Assignment → Lines from the entries below that hold "EURUSD" form the answer; copy all of them.

Raw data →
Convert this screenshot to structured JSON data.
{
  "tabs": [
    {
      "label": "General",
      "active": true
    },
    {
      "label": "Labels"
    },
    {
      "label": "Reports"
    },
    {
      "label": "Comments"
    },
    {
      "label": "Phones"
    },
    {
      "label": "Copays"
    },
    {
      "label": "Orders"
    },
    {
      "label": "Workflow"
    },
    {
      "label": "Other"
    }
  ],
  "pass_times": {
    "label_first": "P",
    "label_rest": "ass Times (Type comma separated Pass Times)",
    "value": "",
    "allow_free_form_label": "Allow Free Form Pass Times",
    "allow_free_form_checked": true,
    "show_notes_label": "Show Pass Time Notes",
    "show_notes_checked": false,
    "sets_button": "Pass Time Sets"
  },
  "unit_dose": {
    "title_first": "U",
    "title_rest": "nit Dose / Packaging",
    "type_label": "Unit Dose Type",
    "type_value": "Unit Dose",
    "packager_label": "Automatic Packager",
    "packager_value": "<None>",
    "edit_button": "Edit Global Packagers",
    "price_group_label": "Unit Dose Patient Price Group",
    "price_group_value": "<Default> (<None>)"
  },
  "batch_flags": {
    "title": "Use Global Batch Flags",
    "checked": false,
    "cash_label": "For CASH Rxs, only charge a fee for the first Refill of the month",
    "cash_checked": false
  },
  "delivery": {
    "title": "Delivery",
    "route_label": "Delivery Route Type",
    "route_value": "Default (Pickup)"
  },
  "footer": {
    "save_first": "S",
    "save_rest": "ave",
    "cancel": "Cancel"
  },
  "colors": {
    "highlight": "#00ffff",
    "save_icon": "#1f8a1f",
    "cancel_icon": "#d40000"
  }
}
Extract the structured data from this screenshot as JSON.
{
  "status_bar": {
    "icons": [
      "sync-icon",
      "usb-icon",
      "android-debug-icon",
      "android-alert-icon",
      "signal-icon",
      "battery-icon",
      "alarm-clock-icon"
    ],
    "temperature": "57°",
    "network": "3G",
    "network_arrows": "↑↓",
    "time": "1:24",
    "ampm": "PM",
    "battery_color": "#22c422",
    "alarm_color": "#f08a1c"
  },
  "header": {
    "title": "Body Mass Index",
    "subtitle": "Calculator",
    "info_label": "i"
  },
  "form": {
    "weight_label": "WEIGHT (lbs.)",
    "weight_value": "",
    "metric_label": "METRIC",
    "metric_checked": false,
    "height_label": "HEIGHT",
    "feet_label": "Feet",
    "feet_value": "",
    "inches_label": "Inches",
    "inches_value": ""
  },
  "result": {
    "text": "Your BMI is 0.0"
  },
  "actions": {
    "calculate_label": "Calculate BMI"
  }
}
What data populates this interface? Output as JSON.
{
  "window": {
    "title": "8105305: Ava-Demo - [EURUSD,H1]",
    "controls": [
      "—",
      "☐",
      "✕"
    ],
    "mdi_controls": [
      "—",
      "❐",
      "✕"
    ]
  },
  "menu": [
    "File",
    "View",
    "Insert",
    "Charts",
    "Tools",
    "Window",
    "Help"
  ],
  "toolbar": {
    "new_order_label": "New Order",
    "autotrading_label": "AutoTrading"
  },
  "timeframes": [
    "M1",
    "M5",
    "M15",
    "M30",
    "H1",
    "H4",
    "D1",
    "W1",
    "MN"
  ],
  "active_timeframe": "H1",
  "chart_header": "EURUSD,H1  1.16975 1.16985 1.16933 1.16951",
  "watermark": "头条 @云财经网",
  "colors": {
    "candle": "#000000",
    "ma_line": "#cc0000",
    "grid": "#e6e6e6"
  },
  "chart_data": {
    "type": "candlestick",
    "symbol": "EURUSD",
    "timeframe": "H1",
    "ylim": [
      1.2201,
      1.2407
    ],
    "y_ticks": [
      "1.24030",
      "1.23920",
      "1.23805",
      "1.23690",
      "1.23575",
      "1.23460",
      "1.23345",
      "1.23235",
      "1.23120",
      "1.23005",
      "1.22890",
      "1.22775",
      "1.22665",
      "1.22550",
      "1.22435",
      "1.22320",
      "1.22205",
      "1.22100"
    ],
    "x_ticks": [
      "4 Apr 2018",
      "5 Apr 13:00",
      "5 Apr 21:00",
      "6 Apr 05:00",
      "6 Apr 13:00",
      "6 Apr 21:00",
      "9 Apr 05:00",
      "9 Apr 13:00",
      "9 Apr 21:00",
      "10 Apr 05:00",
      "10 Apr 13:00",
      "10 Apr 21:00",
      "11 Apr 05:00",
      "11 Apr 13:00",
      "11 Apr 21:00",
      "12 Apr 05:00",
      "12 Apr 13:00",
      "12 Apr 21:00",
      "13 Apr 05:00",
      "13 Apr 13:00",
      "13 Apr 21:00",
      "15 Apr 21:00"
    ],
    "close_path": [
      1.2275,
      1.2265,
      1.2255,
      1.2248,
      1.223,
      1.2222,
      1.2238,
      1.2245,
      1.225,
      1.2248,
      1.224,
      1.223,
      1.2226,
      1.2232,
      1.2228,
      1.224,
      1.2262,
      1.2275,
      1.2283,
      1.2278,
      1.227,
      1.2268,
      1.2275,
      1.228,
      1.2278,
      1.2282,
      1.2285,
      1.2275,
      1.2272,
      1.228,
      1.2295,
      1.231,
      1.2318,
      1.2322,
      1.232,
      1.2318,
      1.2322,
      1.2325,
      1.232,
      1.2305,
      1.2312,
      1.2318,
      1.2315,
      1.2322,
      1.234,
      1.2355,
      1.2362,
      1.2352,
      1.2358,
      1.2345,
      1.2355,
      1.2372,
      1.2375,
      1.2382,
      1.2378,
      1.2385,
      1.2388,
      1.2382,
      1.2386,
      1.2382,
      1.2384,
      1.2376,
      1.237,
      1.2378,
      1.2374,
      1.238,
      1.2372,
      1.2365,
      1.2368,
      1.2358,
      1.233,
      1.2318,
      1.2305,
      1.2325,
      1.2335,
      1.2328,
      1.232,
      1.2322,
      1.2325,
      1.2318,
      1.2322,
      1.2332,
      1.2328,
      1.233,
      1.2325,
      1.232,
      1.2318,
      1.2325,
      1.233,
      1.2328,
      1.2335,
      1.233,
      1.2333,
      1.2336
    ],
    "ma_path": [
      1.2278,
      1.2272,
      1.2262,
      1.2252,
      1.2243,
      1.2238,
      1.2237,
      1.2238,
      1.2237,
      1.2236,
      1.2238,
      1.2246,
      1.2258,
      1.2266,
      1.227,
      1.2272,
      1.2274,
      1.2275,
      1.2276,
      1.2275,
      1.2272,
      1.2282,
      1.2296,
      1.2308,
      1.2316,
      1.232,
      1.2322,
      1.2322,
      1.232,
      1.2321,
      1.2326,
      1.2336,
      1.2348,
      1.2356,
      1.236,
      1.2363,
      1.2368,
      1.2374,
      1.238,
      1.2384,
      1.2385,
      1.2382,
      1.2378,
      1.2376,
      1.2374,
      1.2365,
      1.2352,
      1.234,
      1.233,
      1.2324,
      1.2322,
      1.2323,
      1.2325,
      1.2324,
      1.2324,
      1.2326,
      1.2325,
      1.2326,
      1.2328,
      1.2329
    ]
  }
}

Reply to the task →
    "title": "8105305: Ava-Demo - [EURUSD,H1]",
  "chart_header": "EURUSD,H1  1.16975 1.16985 1.16933 1.16951",
    "symbol": "EURUSD",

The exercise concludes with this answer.